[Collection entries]
---

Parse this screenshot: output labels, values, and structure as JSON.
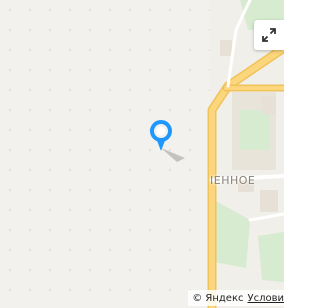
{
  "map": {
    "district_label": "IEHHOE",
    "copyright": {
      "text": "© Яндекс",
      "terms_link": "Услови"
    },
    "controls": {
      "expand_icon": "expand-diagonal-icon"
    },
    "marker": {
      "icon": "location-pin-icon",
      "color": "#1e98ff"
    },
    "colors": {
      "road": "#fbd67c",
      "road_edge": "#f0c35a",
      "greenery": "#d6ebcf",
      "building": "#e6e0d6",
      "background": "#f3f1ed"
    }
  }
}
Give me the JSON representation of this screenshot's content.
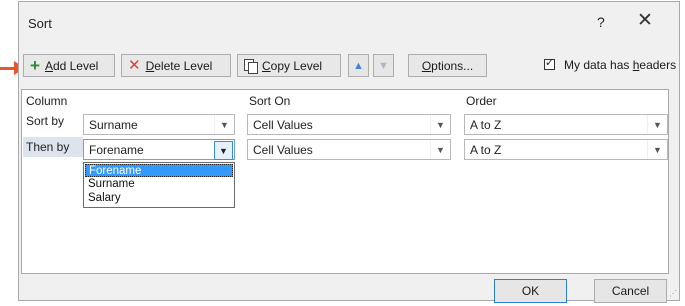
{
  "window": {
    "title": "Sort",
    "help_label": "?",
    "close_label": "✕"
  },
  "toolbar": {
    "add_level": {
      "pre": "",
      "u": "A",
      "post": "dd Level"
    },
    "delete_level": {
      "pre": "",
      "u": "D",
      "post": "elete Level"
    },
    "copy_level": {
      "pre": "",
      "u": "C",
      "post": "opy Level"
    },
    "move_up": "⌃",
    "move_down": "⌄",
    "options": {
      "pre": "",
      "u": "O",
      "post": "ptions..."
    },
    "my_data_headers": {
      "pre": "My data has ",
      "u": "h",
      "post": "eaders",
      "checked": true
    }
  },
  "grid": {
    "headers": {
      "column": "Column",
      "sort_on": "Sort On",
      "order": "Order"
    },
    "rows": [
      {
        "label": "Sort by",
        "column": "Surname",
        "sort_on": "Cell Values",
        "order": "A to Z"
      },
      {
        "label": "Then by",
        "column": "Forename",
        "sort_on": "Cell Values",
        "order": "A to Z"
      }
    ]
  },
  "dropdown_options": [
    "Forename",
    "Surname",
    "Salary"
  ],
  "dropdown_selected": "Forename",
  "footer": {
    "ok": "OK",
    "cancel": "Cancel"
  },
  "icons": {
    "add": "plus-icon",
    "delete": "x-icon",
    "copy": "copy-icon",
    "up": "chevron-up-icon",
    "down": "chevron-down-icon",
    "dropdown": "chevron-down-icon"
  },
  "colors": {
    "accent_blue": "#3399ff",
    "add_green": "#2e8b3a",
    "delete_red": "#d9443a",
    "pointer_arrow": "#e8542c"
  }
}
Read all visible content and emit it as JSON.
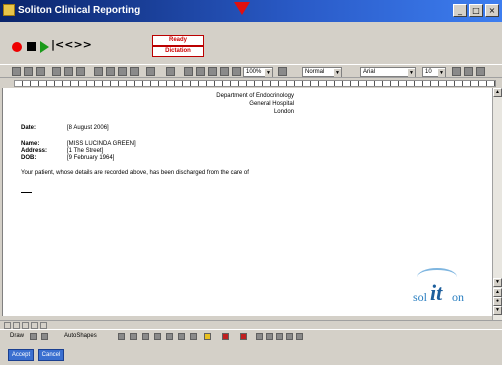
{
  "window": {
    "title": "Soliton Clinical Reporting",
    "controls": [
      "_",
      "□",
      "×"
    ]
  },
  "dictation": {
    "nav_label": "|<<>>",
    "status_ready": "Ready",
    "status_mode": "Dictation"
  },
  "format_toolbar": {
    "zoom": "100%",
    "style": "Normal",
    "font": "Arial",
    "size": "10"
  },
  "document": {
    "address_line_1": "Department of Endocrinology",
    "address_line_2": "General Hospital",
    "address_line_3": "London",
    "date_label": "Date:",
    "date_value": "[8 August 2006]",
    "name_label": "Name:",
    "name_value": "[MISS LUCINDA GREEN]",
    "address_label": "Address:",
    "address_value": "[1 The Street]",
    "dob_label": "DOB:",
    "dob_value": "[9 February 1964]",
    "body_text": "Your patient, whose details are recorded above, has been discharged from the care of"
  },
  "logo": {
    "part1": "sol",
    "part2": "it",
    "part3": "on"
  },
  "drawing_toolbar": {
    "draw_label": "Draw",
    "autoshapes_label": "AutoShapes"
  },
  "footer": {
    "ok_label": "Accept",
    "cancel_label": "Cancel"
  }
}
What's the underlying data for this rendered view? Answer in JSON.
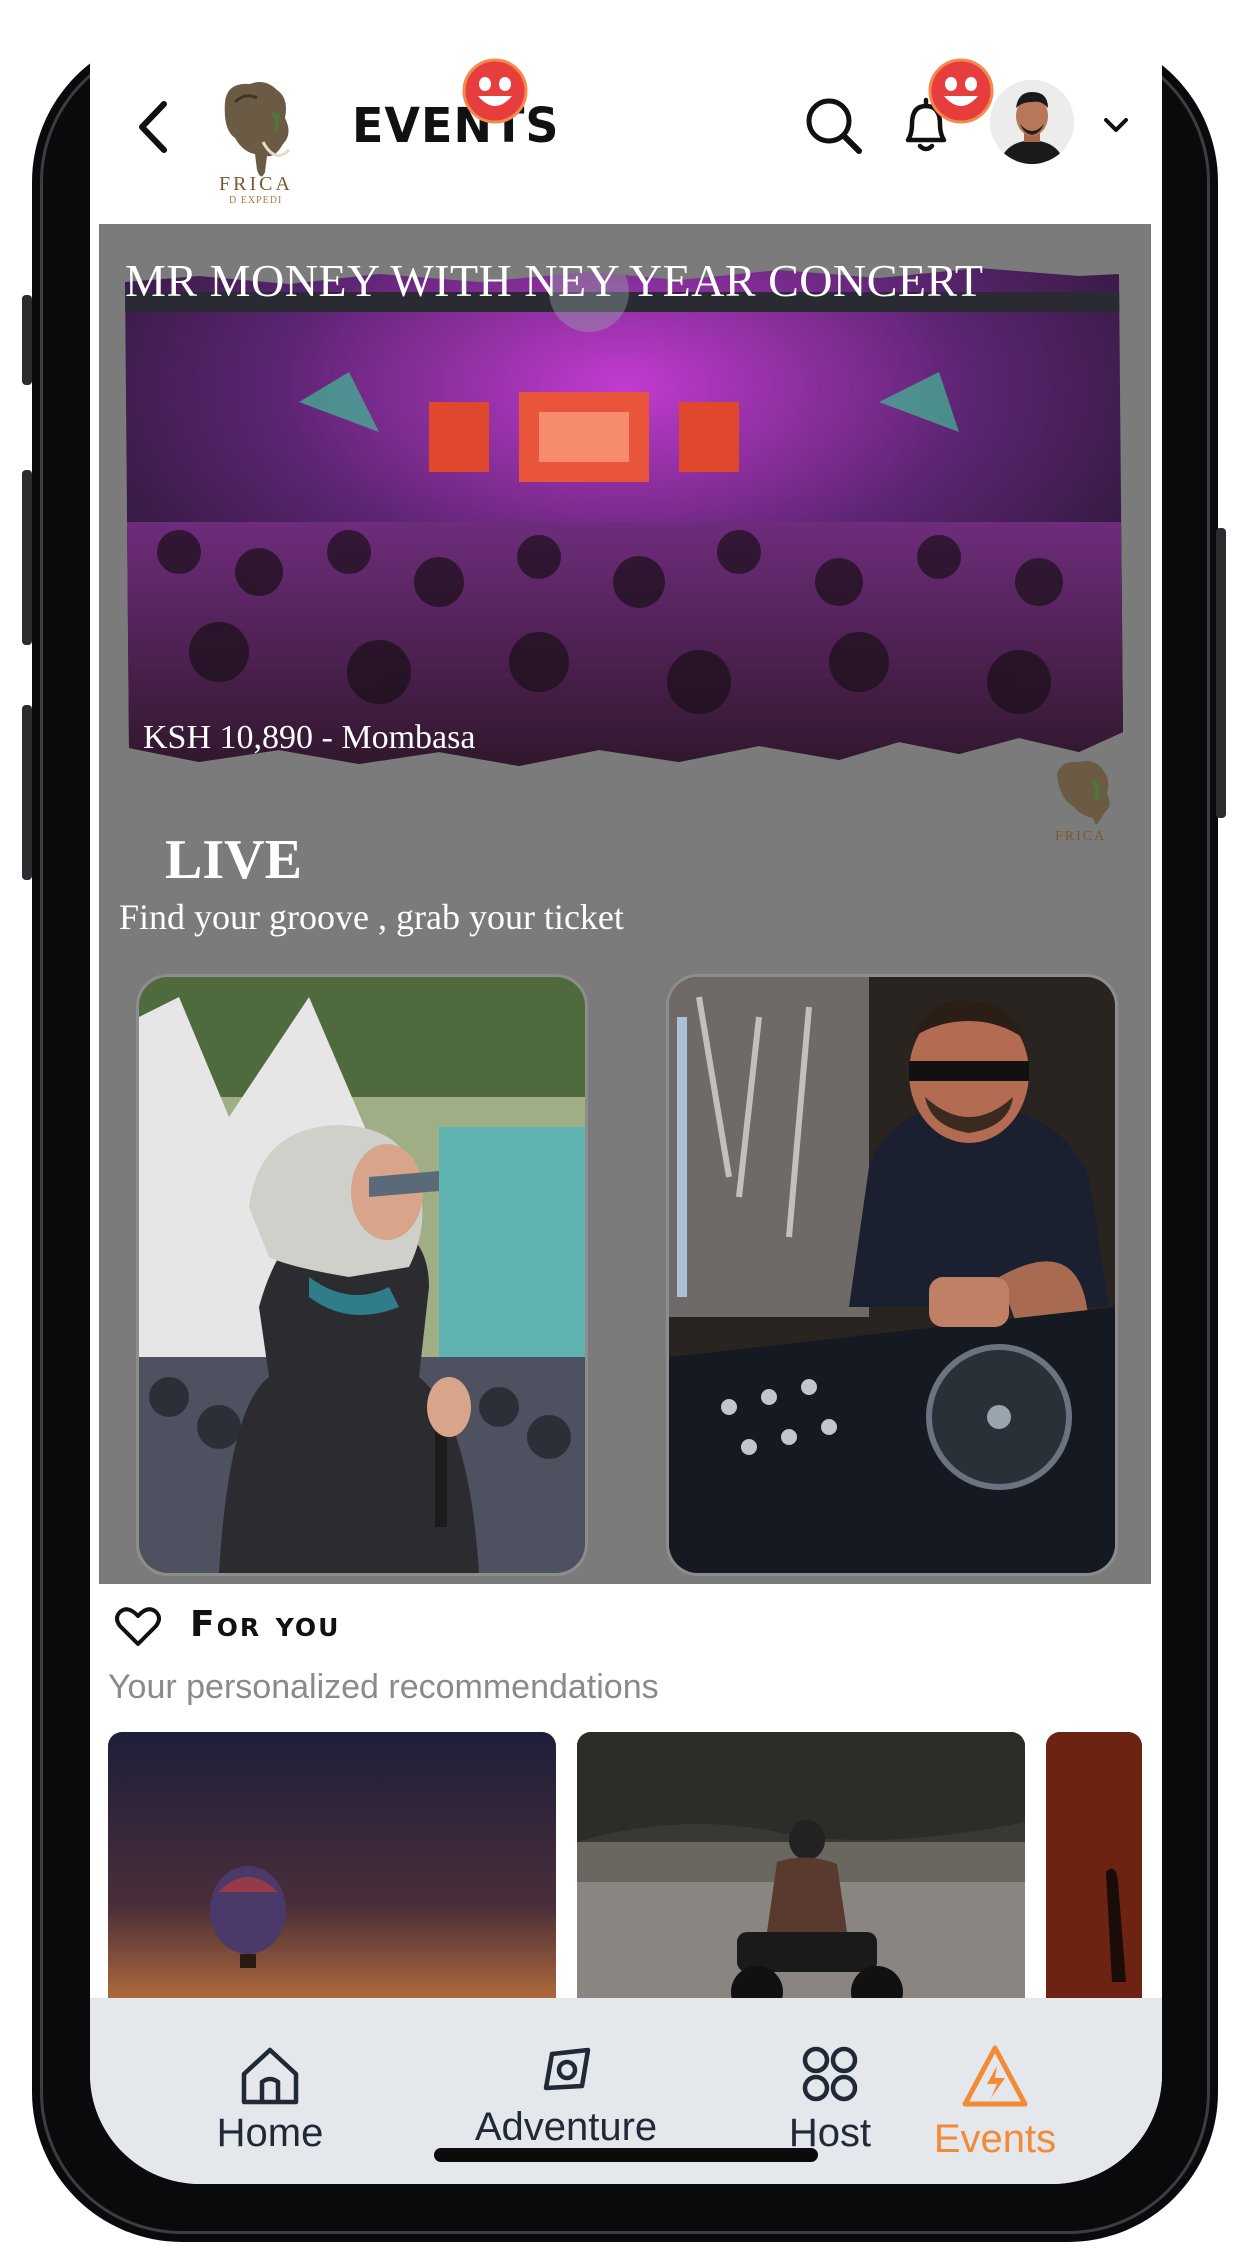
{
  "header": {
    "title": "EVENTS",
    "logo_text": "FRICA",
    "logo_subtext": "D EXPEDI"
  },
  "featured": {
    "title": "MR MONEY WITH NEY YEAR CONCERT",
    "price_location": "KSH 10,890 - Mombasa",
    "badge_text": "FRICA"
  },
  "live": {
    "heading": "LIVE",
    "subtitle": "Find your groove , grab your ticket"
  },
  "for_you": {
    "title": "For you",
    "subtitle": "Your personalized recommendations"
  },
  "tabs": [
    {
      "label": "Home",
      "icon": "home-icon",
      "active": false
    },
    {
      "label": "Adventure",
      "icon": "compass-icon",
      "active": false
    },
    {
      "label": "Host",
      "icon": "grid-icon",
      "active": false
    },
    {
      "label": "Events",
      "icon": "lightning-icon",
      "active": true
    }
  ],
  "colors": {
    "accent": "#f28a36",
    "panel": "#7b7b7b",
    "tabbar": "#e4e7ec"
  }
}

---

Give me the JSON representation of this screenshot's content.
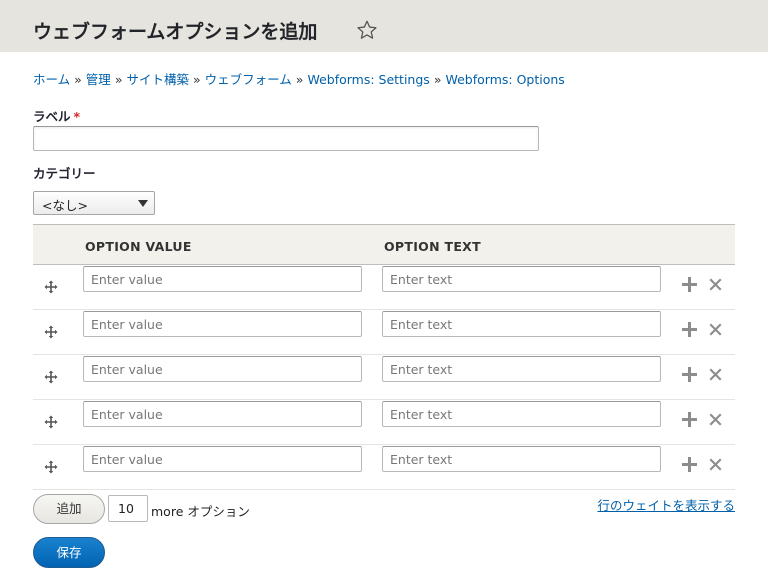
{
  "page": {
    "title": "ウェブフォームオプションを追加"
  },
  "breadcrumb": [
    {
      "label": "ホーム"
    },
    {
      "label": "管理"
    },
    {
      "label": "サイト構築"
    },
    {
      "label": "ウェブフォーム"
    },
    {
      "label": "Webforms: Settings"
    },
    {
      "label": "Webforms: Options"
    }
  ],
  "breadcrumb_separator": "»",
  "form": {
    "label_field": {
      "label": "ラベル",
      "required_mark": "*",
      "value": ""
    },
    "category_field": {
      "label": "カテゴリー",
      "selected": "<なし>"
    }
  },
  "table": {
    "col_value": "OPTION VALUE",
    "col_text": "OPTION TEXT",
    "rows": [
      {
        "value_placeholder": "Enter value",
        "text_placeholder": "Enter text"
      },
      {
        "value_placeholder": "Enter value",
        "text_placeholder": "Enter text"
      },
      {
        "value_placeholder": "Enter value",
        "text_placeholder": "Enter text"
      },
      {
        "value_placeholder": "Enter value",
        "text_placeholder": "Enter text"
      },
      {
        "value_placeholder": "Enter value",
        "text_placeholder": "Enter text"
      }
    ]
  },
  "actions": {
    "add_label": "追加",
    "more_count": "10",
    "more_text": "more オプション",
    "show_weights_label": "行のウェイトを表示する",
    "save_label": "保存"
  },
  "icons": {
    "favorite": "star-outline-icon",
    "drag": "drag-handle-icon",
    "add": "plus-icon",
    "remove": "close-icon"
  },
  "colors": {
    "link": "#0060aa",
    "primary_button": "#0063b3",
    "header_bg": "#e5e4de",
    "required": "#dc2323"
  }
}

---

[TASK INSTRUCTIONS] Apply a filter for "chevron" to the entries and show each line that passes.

[TASK ANSWER]
    "up": "chevron-up-icon",
    "down": "chevron-down-icon",
    "dropdown": "chevron-down-icon"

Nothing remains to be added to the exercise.